For the southpaw, who struggled to find a fix for what was ailing him the past two seasons, the goal this spring has been trying to get back to normal, and finding that ‘19 form, while taking what he can from the last two years.
“I think we can learn from what happened and move forward,” Corbin told reporters last week, as quoted by MLB.com’s Jessica Camerato.
“I know what I’m capable of doing out there, and I really forgot kind of how those last two seasons went. Hopefully now, we can just kind of get on a normal schedule, have things back to normal and be able to go out there and compete like I love to do.”
Getting back to what worked earlier in his career, he said, echoing his skipper’s comments, is the goal.
“As simple as it is, I’m just trying to get back to what I’ve done well for those many years and commanding the fastball, throwing both sides of the plate with that, and using my slider off of that,” Corbin explained.
“We need to get him back to the form we know he can be,” his manager added, as quoted by MASN’s Mark Zuckerman.
“I’m watching him down here,” Martinez continued, “... and he’s working hard, and throwing the ball well.”
Start No. 2 this spring was another step forward. He went up against the Nationals’ NL East rivals from Miami on Monday afternoon.
Corbin erased a one-out walk in the first, dialing up an inning-ending 5-4-3 (Maikel Franco to César Hernández to Josh Bell) to get out of a relatively quick, 15-pitch top of the inning, and he retired the side in order in a nine-pitch second.
A botched play on a bunt by Roman Quinn with one out in the third was followed by a 1-3-6 pickoff play which took another runner off the basepaths, and a swinging K on an 0-2 slider got Corbin out No. 3 of a six-pitch frame, and K No. 3 from nine Marlins’ batters he faced in three scoreless and hitless.

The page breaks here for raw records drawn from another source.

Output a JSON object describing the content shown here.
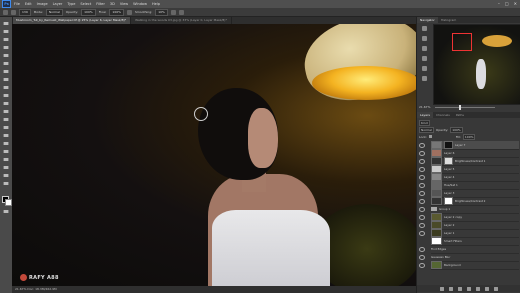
{
  "menubar": {
    "logo": "Ps",
    "items": [
      "File",
      "Edit",
      "Image",
      "Layer",
      "Type",
      "Select",
      "Filter",
      "3D",
      "View",
      "Window",
      "Help"
    ],
    "window_controls": [
      "–",
      "□",
      "✕"
    ]
  },
  "options": {
    "size": "139",
    "mode_label": "Mode:",
    "mode_value": "Normal",
    "opacity_label": "Opacity:",
    "opacity_value": "100%",
    "flow_label": "Flow:",
    "flow_value": "100%",
    "smoothing_label": "Smoothing:",
    "smoothing_value": "10%"
  },
  "tabs": [
    {
      "label": "Mushroom_Tut_by_Remus0_Wallpaper.tif @ 25% (Layer 6, Layer Mask/8)*"
    },
    {
      "label": "Walking in the woods 03.jpg @ 33% (Layer 0, Layer Mask/8)*"
    }
  ],
  "watermark": "RAFY A88",
  "statusbar": "21.67%    Doc: 18.3M/462.9M",
  "panels": {
    "nav_tabs": [
      "Navigator",
      "Histogram"
    ],
    "zoom": "21.67%",
    "layer_tabs": [
      "Layers",
      "Channels",
      "Paths"
    ],
    "kind_label": "Kind",
    "blend_mode": "Normal",
    "opacity_label": "Opacity:",
    "opacity_value": "100%",
    "lock_label": "Lock:",
    "fill_label": "Fill:",
    "fill_value": "100%",
    "layers": [
      {
        "name": "Layer 7"
      },
      {
        "name": "Layer 6"
      },
      {
        "name": "Brightness/Contrast 1"
      },
      {
        "name": "Layer 5"
      },
      {
        "name": "Layer 4"
      },
      {
        "name": "Hue/Sat 1"
      },
      {
        "name": "Layer 3"
      },
      {
        "name": "Brightness/Contrast 2"
      },
      {
        "name": "Group 1"
      },
      {
        "name": "Layer 2 copy"
      },
      {
        "name": "Layer 2"
      },
      {
        "name": "Layer 1"
      },
      {
        "name": "Smart Filters"
      },
      {
        "name": "Find Edges"
      },
      {
        "name": "Gaussian Blur"
      },
      {
        "name": "Background"
      }
    ]
  },
  "colors": {
    "accent": "#3d8bf0",
    "foreground": "#000000",
    "background": "#ffffff"
  }
}
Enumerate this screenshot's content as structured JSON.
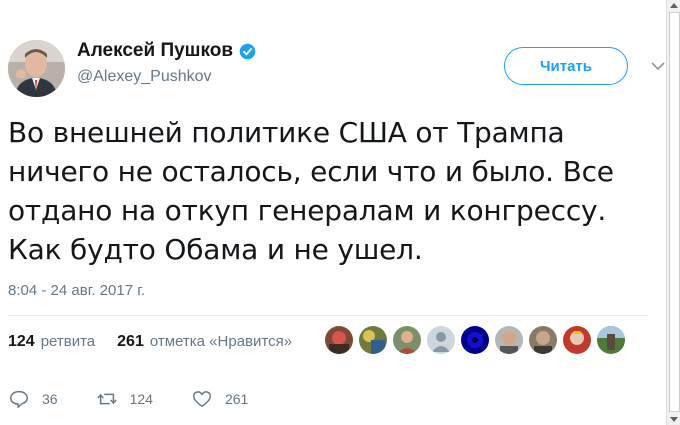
{
  "author": {
    "name": "Алексей Пушков",
    "handle": "@Alexey_Pushkov",
    "verified": true
  },
  "follow_button": {
    "label": "Читать"
  },
  "tweet": {
    "lines": [
      "Во внешней политике США от Трампа",
      "ничего не осталось, если что и было. Все",
      "отдано на откуп генералам и конгрессу.",
      "Как будто Обама и не ушел."
    ],
    "timestamp": "8:04 - 24 авг. 2017 г."
  },
  "stats": {
    "retweets_count": "124",
    "retweets_label": "ретвита",
    "likes_count": "261",
    "likes_label": "отметка «Нравится»",
    "liker_avatars": 9
  },
  "actions": {
    "replies": "36",
    "retweets": "124",
    "likes": "261"
  },
  "colors": {
    "accent": "#1da1f2",
    "secondary_text": "#657786",
    "divider": "#e6ecf0"
  }
}
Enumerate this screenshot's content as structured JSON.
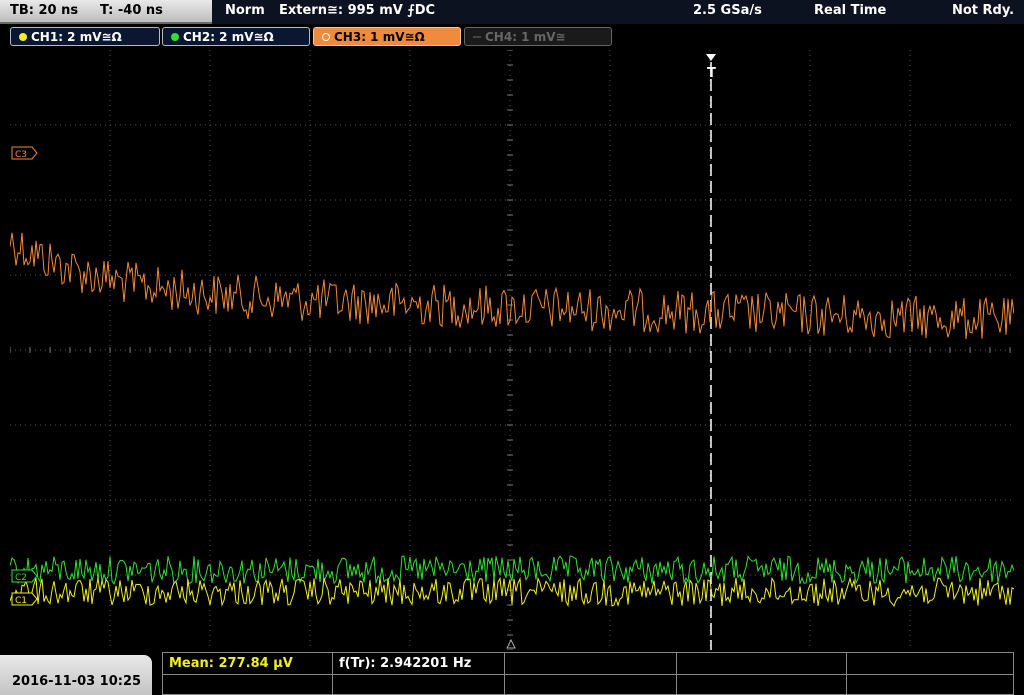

After Corbin tossed one past Bell on the bunt in the third, it was Bell who bobbled a one-out grounder toward first in the top of the fourth inning, then tried to get a rushed throw to the covering pitcher but was wide of the bag. Joey Wendle, who reached base on the E:3, took third on an opposite field single on a 2-0 fastball low and in to Garrett Cooper, but a 3-2 fastball (down the pipe) to Brian Anderson was called strike three for out No. 2, and Corbin’s 4th K, and he battled back from 3-0 against Jazz Chisholm, Jr., but gave up an infield single that scored Miami’s first run, 1-0 Fish.
Jon Berti stepped in next and hit a hanging, first-pitch slider out to left for a 3-run blast and a 4-0 Marlins’ lead.
Corbin returned to the mound in the fifth, at 58 pitches, and retired the first two batters he faced, picking up his fifth K, but his second walk of the game extended him to a total of 71 pitches, and he got up to 75 pitches overall before picking up out No. 3 on his sixth K of the game.
“I felt really good all day,” Corbin said, as quoted by MLB.com’s Bill Ladson after the game.
“Even on some of the pitches — it was just heaters in — maybe I was a little off. But I was consistently hitting it. I thought the ball was coming out pretty good. The fourth [inning], it was good to get the pitch count up a little bit, throw an extended inning there and bounce back with a clean fifth inning.”
“We like where he’s at right now,” Martinez told reporters. “He likes where he’s at right now.”